Protein science : a publication of the Protein Society 2016 8 9() doi 10.1002/pro.2997

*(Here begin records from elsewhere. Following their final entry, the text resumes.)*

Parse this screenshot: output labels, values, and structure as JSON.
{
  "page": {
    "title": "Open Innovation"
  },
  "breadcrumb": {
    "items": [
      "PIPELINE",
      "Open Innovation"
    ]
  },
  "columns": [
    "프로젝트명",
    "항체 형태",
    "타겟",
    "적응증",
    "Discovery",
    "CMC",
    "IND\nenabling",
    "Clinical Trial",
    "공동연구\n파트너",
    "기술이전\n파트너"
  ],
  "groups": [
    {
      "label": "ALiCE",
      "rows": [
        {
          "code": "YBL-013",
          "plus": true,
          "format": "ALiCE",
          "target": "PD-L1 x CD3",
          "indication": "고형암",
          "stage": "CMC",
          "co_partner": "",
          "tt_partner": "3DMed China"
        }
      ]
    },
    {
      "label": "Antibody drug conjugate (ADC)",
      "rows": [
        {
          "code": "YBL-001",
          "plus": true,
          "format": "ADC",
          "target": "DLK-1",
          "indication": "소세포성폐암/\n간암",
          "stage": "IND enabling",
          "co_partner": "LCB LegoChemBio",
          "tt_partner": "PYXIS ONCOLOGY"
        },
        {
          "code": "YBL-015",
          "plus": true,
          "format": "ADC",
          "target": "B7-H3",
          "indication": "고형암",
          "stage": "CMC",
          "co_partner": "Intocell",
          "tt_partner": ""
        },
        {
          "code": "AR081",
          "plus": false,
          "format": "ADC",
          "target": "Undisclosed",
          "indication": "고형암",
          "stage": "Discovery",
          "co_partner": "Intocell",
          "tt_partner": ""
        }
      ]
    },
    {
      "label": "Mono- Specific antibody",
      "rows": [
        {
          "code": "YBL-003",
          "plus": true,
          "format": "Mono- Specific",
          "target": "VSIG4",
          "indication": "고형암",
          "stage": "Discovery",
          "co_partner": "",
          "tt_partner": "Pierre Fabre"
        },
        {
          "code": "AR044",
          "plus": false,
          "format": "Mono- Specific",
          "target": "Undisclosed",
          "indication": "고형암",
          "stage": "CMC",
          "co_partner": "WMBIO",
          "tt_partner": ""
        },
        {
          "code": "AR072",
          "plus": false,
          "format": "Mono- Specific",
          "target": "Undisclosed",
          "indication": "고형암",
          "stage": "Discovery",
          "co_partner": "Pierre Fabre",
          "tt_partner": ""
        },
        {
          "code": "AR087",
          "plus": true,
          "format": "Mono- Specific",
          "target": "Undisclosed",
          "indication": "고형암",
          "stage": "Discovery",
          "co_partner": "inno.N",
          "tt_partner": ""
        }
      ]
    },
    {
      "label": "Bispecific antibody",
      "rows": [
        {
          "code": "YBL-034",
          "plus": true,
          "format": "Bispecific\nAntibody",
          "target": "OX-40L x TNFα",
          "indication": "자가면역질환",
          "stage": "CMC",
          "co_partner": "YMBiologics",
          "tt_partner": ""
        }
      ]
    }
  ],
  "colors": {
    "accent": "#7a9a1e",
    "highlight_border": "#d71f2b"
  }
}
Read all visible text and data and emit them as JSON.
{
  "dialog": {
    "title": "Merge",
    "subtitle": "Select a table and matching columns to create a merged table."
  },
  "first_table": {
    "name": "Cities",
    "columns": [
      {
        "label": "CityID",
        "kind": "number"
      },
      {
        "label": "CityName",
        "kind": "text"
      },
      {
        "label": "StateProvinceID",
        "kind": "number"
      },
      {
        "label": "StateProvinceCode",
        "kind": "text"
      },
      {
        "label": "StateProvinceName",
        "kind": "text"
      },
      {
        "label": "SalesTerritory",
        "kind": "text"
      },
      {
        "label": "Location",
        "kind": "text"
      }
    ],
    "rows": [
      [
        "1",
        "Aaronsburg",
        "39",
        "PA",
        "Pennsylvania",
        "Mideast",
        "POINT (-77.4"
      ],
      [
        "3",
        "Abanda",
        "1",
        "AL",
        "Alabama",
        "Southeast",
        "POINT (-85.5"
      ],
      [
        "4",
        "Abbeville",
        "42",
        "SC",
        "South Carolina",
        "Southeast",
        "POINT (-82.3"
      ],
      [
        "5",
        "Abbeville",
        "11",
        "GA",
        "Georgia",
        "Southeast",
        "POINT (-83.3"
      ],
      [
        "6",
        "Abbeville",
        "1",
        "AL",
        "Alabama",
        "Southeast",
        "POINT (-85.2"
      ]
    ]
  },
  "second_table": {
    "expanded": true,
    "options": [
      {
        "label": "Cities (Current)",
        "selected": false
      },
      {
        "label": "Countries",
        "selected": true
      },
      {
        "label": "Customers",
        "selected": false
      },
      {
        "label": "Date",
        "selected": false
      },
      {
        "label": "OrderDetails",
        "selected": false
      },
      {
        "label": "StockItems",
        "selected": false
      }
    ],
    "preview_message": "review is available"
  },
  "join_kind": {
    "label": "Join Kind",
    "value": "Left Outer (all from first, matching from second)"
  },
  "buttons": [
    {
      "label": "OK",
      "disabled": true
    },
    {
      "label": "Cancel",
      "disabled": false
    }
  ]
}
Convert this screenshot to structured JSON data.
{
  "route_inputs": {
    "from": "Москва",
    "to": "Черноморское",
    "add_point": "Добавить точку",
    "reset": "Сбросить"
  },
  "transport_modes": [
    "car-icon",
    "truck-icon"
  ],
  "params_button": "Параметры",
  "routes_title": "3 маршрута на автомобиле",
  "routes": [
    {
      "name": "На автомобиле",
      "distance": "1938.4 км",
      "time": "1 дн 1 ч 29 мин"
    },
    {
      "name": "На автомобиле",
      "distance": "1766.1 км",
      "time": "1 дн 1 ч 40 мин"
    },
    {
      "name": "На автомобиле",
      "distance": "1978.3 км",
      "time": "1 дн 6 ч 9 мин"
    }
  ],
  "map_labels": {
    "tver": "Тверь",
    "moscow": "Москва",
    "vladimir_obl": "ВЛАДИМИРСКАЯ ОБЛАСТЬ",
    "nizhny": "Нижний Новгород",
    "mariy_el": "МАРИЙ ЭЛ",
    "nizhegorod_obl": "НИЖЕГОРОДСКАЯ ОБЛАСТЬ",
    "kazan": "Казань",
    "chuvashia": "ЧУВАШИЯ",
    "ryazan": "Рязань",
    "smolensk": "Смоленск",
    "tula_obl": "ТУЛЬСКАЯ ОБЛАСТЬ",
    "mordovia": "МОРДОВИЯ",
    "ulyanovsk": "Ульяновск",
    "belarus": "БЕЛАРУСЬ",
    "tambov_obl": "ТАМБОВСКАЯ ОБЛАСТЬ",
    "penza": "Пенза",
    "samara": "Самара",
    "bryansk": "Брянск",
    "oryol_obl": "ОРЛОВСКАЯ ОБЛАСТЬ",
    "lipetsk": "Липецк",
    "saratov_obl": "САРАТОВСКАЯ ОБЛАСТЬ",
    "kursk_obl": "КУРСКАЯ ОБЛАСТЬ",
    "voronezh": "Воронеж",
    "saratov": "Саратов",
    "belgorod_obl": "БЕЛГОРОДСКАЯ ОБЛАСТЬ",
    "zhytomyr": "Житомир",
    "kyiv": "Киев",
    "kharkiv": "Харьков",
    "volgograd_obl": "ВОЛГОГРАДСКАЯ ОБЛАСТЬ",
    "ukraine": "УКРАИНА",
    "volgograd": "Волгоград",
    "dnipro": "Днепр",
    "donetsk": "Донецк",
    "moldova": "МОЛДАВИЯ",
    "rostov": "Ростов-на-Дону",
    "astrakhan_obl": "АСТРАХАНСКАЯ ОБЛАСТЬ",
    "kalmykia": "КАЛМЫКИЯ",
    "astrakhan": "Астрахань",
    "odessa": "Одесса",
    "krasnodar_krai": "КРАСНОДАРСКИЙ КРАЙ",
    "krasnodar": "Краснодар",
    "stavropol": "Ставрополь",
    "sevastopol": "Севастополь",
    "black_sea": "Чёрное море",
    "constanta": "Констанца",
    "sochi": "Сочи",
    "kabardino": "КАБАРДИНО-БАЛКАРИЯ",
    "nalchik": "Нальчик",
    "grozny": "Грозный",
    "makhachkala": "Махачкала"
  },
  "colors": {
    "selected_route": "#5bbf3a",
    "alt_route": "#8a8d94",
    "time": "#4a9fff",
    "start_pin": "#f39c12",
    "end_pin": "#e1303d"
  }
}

Allosteric HIV-1 integrase (IN) inhibitors (ALLINIs) bind at the dimer interface of the IN catalytic core domain (CCD), and potently inhibit HIV-1 by promoting aberrant, higher-order IN multimerization. Little is known about the structural organization of the inhibitor-induced IN multimers and important questions regarding how ALLINIs promote aberrant IN multimerization remain to be answered. On the basis of physical chemistry principles and from our analysis of experimental information, we propose that inhibitor-induced multimerization is mediated by ALLINIs directly promoting inter-subunit interactions between the CCD dimer and a C-terminal domain (CTD) of another IN dimer. Guided by this hypothesis, we have built atomic models of inter-subunit interfaces in IN multimers by incorporating information from hydrogen-deuterium exchange (HDX) measurements to drive protein-protein docking. We have also developed a novel free energy simulation method to estimate the effects of ALLINI binding on the association of the CCD and CTD. Using this structural and thermodynamic modeling approach, we show that multimer inter-subunit interface models can account for several experimental observations about ALLINI-induced multimerization, including large differences in the potencies of various ALLINIs, the mechanisms of resistance mutations, and the crucial role of solvent exposed R-groups in the high potency of certain ALLINIs. Our study predicts that CTD residues Tyr226, Trp235 and Lys266 are involved in the aberrant multimer interfaces. The key finding of the study is that it suggests the possibility of ALLINIs facilitating inter-subunit interactions between an external CTD and the CCD-CCD dimer interface. This article is protected by copyright. All rights reserved.